[Items from an interface collection]
....................

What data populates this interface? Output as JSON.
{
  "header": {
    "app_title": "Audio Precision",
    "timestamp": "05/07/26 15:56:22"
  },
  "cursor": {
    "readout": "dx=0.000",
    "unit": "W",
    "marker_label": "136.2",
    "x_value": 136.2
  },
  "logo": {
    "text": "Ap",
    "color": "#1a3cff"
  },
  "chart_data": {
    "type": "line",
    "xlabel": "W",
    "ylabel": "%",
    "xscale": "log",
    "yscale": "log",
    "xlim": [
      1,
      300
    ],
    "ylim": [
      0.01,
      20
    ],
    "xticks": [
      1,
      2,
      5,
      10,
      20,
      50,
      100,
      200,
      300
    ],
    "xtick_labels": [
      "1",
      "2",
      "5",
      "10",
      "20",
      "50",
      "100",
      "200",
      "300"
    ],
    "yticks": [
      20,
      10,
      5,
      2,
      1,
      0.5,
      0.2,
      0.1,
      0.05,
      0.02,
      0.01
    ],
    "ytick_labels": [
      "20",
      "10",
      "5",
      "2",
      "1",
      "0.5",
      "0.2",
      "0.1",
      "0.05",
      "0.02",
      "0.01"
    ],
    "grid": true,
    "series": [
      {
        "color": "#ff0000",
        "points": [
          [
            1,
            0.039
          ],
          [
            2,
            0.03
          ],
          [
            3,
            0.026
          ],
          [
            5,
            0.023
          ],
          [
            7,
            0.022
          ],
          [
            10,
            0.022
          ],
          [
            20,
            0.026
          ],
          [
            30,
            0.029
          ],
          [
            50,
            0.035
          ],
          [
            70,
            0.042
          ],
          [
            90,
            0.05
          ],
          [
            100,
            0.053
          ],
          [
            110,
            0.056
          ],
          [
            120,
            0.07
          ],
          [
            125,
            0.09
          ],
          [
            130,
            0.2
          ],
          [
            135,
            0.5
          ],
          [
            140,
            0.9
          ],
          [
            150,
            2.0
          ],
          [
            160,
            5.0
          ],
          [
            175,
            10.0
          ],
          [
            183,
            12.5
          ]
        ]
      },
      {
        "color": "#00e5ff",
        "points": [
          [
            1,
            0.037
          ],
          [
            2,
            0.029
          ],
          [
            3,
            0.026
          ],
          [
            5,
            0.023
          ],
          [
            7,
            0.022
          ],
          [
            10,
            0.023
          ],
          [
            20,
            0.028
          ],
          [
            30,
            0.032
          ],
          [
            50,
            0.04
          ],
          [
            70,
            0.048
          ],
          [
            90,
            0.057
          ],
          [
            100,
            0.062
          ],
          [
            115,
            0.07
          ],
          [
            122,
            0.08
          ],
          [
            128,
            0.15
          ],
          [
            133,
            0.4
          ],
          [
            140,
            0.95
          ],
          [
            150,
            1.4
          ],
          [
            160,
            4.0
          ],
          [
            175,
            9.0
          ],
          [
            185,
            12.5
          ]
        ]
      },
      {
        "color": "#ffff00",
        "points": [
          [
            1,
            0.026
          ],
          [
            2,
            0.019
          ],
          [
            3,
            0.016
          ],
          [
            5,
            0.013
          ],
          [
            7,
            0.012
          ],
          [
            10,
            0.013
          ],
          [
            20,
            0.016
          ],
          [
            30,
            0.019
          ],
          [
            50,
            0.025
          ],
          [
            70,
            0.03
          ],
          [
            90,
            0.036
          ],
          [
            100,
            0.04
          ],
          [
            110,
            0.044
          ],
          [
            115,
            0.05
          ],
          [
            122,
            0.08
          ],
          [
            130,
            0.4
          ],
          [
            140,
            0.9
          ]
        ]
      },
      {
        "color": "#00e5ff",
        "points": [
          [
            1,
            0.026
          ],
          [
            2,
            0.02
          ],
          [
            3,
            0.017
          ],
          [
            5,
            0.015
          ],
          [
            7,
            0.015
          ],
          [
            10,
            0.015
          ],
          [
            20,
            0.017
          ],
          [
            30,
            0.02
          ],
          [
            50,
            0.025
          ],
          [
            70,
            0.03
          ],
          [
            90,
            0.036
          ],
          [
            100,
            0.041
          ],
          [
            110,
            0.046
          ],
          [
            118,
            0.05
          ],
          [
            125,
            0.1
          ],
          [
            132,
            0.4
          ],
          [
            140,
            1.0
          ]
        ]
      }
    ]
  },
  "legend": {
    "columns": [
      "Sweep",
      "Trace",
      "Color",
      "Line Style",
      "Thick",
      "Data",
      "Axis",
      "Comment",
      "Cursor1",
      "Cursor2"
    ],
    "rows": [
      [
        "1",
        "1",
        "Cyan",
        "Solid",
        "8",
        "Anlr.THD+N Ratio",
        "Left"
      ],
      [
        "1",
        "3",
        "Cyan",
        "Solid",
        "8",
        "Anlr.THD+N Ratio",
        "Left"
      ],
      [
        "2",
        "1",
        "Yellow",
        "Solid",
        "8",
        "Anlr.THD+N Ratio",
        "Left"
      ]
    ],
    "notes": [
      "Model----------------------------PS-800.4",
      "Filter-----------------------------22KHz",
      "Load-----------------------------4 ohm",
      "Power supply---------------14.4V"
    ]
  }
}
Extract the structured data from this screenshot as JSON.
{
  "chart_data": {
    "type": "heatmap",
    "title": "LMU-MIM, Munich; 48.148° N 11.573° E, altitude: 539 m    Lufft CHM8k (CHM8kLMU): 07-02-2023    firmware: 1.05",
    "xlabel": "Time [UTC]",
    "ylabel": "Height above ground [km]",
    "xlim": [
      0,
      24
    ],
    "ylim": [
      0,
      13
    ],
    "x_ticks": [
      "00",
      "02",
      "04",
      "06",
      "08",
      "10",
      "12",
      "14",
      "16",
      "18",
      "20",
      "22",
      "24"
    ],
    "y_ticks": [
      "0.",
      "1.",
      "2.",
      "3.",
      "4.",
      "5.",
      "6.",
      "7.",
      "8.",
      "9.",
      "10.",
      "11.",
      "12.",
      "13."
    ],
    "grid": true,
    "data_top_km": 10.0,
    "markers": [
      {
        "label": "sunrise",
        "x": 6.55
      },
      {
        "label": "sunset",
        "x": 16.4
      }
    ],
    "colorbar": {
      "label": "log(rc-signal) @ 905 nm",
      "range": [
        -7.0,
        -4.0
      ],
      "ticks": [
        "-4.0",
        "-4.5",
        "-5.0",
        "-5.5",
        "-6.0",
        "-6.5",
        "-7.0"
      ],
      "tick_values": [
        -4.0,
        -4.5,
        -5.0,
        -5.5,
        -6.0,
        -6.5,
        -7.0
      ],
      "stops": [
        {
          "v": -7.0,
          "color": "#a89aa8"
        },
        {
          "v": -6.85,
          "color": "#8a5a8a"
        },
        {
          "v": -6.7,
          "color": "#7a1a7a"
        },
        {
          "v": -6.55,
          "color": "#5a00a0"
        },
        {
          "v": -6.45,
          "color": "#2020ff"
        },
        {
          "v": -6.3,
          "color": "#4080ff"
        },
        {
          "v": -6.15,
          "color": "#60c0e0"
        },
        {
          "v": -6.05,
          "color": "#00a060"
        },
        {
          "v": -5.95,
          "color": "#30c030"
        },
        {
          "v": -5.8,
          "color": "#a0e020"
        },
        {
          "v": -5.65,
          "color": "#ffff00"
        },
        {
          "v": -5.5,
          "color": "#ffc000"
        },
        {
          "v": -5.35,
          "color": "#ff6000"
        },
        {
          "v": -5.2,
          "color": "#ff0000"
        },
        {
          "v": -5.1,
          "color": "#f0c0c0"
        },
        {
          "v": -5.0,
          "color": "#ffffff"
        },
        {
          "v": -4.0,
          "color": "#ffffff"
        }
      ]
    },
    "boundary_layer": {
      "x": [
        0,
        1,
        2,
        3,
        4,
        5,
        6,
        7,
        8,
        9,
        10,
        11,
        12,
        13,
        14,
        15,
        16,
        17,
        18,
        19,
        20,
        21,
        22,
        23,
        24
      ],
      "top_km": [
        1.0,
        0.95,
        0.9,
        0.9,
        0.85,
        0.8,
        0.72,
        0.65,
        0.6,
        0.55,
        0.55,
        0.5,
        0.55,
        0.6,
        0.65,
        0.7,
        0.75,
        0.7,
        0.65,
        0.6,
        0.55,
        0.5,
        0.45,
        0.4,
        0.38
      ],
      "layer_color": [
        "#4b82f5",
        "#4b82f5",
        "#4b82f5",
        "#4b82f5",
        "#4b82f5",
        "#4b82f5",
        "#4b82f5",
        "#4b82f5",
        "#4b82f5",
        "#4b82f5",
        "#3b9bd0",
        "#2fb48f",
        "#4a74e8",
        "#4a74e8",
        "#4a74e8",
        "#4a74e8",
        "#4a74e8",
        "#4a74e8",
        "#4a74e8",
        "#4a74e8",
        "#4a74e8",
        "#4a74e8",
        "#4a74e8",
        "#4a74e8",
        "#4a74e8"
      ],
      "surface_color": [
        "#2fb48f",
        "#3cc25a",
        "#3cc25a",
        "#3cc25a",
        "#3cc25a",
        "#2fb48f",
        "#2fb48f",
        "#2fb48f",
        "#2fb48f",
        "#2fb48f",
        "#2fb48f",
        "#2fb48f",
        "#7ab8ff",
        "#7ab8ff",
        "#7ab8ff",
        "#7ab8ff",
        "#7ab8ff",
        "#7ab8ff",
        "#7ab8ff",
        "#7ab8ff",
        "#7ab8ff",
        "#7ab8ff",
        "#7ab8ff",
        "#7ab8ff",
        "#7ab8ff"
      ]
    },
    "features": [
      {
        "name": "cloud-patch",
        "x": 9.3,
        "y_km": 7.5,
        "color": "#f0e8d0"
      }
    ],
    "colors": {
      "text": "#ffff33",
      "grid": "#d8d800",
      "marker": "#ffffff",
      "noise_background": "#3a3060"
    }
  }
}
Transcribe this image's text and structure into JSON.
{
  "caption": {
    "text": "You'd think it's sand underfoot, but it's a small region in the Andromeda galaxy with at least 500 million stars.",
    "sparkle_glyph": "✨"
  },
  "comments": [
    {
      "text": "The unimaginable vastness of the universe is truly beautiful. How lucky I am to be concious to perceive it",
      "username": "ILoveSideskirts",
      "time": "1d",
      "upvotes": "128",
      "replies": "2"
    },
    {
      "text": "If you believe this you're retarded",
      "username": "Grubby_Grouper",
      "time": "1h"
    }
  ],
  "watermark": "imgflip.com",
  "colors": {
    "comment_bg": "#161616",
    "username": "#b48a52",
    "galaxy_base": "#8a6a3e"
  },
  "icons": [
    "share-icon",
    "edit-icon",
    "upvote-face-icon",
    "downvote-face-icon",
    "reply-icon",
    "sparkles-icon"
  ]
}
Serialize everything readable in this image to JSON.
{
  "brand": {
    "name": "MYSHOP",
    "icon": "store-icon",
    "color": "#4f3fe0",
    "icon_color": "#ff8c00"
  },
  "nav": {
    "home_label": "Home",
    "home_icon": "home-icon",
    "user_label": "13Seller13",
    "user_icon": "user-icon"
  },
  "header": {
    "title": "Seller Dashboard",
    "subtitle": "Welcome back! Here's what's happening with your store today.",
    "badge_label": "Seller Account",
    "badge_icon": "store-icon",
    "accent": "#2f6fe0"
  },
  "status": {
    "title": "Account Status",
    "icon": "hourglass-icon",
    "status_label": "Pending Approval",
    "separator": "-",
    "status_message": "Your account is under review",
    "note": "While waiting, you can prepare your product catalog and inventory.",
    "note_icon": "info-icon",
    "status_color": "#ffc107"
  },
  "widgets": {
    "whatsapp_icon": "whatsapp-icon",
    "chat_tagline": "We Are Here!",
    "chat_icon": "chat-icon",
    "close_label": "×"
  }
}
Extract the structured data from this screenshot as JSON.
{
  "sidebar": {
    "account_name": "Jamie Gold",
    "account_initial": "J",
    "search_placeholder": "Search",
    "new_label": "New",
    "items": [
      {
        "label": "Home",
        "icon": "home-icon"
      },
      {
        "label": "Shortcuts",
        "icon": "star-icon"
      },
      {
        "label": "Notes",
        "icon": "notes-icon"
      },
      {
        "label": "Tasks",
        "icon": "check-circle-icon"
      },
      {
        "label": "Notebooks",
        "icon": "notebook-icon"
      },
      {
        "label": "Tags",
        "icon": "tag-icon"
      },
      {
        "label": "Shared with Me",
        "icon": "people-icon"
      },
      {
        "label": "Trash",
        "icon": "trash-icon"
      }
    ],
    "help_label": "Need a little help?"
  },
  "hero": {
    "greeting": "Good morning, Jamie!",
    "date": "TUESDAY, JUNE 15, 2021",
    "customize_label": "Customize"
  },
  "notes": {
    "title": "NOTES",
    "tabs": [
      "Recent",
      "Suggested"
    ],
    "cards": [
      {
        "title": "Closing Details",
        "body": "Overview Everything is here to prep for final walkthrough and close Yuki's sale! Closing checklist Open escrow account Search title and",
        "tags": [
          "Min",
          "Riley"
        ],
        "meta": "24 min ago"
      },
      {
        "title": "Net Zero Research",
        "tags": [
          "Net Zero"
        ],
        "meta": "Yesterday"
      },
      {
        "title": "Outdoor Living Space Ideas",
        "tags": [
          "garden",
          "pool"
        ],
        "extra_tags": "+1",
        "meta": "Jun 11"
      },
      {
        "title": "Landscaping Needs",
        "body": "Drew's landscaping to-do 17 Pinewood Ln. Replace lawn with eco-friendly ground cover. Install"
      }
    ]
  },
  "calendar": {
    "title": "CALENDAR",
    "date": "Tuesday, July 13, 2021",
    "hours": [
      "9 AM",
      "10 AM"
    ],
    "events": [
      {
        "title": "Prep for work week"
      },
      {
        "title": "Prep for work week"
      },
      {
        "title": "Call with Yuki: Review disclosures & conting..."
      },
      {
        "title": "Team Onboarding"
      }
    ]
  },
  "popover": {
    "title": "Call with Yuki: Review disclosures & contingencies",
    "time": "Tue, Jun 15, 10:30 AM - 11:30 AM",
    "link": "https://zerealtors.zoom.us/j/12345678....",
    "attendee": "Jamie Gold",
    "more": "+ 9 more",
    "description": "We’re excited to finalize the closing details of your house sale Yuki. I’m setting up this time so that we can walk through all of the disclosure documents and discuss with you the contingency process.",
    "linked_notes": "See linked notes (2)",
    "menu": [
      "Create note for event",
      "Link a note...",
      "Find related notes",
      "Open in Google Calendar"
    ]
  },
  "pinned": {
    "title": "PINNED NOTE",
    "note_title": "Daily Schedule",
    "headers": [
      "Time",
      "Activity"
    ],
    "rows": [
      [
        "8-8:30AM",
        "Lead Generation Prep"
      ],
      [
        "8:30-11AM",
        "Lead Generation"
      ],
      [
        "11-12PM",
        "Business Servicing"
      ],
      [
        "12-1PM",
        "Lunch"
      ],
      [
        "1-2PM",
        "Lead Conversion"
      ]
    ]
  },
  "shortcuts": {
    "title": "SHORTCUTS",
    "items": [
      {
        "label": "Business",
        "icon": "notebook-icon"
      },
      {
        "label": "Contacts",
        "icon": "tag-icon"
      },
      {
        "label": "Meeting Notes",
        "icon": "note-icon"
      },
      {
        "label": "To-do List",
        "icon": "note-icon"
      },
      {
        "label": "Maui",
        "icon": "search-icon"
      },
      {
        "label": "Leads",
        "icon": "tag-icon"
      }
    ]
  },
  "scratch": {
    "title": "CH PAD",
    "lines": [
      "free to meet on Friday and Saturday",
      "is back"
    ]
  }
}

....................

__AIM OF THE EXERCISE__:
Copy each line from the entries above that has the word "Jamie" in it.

__WRITTEN REPLY__:
    "account_name": "Jamie Gold",
    "greeting": "Good morning, Jamie!",
    "attendee": "Jamie Gold",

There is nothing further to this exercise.